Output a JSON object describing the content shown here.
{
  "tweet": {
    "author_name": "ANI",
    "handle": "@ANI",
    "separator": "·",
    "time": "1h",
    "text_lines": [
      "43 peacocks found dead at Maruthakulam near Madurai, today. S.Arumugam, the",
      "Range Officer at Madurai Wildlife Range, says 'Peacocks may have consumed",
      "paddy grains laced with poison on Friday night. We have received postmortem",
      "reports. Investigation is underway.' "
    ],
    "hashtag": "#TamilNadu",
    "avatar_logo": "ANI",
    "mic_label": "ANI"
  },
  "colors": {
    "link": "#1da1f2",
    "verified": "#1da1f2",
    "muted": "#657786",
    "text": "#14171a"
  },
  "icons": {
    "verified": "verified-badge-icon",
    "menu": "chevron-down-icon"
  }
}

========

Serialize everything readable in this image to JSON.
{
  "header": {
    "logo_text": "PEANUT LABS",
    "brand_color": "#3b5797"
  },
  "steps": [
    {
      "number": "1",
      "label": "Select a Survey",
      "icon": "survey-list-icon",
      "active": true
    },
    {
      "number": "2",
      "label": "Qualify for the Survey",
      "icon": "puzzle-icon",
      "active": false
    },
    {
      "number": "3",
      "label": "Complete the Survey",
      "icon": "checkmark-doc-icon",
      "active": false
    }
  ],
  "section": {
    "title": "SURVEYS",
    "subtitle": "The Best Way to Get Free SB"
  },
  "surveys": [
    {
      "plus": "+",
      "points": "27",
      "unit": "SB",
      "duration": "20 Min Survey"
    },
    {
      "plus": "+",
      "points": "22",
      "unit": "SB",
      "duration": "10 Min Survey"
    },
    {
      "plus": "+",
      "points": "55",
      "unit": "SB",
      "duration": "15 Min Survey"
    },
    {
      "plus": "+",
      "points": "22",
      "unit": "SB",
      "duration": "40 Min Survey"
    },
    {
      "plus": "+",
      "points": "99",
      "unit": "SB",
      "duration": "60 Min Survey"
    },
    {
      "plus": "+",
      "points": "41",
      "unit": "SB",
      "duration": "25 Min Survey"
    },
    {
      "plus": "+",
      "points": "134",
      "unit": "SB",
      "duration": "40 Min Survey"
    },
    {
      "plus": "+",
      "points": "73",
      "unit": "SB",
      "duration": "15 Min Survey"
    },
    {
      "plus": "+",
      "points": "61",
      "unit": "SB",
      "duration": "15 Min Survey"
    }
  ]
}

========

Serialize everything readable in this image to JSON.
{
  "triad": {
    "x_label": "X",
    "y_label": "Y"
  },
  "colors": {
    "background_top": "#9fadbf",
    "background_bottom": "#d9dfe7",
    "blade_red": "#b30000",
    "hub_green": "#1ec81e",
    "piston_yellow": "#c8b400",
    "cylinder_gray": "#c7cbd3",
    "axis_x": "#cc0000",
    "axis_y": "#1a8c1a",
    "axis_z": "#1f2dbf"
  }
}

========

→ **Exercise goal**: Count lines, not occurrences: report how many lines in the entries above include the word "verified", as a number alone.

→ **Problem solution**: 2